**Required work:** Line count for the string "Romain" in the records below: report that figure and nothing else.

**Exercise material:**

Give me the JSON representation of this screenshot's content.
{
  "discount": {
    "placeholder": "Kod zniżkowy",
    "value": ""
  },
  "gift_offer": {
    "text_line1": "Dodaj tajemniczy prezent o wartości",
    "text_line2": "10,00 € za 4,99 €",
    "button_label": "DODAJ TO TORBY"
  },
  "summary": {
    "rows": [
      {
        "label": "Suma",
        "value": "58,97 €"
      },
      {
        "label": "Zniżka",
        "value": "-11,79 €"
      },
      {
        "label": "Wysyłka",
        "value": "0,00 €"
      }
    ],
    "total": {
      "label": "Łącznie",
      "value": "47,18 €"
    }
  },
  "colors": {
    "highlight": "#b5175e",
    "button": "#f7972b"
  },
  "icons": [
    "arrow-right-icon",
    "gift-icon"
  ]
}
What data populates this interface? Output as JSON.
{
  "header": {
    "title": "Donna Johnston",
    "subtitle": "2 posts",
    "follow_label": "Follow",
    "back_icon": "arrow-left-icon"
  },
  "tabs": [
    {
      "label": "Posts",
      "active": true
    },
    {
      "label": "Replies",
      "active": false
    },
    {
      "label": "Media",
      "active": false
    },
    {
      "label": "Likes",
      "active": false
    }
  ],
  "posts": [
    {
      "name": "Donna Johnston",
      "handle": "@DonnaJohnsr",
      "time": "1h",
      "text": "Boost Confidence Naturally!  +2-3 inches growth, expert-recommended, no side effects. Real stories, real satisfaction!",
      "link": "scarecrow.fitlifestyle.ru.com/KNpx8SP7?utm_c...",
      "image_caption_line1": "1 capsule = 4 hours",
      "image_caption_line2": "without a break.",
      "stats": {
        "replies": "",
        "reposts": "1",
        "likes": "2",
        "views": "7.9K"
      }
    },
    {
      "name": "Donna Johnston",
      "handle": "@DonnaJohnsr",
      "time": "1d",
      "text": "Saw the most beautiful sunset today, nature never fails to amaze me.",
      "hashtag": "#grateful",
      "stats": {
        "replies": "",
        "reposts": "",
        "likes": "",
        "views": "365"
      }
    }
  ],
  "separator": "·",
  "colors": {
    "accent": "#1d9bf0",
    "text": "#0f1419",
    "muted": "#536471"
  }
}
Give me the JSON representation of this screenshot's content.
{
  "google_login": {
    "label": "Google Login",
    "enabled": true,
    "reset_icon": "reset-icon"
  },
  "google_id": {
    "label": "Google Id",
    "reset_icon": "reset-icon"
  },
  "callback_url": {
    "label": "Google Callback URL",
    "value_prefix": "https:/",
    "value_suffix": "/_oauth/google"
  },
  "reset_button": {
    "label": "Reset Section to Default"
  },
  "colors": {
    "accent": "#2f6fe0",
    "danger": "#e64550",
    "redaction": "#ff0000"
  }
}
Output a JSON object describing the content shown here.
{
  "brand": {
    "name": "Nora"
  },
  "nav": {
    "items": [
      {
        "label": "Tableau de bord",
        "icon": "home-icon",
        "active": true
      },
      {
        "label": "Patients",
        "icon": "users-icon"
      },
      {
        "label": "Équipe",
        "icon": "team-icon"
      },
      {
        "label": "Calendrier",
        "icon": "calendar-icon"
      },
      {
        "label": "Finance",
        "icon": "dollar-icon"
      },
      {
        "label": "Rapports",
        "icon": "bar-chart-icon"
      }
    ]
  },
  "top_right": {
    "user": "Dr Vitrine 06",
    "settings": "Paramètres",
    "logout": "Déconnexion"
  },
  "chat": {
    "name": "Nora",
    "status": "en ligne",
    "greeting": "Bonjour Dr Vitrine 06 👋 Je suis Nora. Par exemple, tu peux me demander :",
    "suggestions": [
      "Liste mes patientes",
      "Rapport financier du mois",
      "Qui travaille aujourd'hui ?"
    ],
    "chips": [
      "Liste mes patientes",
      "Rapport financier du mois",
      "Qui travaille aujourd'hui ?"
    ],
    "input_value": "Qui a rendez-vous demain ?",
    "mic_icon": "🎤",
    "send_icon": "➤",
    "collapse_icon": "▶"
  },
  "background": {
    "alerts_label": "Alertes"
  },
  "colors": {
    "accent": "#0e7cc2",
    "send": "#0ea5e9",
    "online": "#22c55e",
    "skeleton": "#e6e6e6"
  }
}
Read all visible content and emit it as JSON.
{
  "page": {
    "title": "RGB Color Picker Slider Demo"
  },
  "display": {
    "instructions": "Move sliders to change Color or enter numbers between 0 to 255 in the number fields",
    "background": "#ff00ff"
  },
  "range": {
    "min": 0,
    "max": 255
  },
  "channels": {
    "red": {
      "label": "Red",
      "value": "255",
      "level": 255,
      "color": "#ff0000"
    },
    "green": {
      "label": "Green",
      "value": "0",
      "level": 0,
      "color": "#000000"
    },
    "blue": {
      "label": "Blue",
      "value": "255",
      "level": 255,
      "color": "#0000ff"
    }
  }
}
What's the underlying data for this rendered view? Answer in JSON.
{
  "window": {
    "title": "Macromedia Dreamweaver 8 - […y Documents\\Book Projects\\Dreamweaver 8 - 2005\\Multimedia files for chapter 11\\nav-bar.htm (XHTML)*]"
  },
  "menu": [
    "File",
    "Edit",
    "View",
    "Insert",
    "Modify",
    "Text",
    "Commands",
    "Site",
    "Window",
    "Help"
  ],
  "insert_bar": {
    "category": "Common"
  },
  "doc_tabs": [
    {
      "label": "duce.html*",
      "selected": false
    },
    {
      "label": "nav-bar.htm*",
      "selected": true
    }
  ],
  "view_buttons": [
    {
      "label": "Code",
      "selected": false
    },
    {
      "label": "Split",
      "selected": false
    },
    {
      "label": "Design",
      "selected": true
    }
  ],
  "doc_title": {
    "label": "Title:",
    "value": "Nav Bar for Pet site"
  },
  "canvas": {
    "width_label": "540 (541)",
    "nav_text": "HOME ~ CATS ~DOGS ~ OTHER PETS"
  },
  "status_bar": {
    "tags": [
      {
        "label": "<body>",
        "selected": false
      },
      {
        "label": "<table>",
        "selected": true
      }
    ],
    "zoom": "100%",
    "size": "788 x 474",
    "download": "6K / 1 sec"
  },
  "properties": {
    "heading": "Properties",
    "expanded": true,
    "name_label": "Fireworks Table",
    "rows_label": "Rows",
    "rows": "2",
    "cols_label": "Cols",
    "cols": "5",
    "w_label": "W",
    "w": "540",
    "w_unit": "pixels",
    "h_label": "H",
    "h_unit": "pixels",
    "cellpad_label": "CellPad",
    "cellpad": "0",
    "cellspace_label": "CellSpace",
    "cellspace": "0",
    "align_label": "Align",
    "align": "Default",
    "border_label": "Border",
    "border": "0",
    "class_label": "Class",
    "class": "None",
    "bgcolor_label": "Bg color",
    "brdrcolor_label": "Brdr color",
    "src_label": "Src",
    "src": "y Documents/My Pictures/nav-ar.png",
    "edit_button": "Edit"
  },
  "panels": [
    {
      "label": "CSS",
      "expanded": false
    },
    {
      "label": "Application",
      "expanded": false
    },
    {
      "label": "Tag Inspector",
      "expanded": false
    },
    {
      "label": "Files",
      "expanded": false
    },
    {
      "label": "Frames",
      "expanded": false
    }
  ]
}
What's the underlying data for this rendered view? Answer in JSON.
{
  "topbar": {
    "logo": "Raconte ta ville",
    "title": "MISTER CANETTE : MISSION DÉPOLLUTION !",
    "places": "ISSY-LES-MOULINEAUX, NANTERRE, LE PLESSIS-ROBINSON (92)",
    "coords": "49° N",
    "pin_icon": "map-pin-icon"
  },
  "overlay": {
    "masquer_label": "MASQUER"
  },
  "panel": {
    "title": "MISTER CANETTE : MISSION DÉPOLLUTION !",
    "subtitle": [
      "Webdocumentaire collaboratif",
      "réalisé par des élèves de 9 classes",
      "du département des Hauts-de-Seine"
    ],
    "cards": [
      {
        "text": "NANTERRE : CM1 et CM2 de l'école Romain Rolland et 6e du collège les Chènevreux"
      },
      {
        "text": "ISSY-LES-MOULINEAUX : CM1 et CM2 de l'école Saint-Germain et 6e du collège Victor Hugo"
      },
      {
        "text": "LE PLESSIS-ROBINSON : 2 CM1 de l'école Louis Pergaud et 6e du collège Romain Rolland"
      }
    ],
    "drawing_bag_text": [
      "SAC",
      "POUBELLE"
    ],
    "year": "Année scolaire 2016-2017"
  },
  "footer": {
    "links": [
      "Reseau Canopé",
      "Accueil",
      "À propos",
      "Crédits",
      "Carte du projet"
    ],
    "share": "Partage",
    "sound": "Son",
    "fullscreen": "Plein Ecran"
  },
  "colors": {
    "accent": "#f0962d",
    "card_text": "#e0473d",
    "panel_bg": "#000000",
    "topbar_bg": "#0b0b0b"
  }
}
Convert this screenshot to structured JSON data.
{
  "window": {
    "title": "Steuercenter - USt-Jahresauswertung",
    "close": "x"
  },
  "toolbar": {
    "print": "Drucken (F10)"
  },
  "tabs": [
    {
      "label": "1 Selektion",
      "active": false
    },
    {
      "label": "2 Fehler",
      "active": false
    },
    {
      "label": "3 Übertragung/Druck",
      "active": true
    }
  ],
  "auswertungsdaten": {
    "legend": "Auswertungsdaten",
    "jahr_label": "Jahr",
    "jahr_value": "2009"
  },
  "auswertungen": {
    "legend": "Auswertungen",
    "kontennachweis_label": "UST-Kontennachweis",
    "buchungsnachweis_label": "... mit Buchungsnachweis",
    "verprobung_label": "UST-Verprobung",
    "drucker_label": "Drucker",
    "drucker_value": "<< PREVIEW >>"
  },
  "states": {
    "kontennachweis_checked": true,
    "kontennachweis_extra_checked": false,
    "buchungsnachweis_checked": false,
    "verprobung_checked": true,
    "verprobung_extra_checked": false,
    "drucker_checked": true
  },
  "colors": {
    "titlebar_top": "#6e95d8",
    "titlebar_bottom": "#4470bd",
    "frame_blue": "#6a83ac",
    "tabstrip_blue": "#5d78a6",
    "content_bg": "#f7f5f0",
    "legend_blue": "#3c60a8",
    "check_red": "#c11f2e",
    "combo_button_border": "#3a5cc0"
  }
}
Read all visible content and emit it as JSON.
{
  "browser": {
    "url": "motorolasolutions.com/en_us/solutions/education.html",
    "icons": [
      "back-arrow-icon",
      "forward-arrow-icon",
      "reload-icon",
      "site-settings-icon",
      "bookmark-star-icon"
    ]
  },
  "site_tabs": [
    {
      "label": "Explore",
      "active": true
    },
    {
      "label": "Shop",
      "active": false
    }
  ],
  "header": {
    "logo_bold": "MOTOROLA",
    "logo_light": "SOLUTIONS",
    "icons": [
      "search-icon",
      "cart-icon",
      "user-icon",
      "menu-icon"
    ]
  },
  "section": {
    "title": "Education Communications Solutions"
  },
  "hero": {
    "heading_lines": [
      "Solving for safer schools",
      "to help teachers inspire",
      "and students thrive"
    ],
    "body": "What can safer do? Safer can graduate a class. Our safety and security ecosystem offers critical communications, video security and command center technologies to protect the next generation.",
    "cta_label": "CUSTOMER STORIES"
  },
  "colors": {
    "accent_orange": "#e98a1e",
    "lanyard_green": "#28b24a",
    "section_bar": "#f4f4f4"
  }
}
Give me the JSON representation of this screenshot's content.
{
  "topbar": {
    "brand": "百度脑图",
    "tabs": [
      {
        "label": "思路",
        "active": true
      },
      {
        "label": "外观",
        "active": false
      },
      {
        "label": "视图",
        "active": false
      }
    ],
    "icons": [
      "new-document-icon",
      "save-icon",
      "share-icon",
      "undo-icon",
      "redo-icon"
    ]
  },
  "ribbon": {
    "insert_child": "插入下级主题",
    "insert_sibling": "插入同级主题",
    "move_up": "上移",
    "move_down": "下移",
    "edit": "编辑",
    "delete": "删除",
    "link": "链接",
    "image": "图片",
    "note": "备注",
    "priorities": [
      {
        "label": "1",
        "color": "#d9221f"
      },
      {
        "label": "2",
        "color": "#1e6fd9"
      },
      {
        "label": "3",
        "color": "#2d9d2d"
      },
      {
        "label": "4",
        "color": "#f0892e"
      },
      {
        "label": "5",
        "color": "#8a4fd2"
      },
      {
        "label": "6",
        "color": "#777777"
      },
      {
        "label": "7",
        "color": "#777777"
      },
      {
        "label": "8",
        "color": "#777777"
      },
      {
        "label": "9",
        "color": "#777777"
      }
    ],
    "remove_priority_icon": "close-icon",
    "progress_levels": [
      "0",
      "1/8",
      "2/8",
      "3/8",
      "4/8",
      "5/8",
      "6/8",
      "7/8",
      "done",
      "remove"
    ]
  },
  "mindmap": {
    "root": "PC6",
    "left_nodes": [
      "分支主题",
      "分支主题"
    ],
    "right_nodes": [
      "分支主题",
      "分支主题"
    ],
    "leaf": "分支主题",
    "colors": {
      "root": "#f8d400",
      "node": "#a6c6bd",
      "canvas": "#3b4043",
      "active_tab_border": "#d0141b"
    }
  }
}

**Task solution:** 2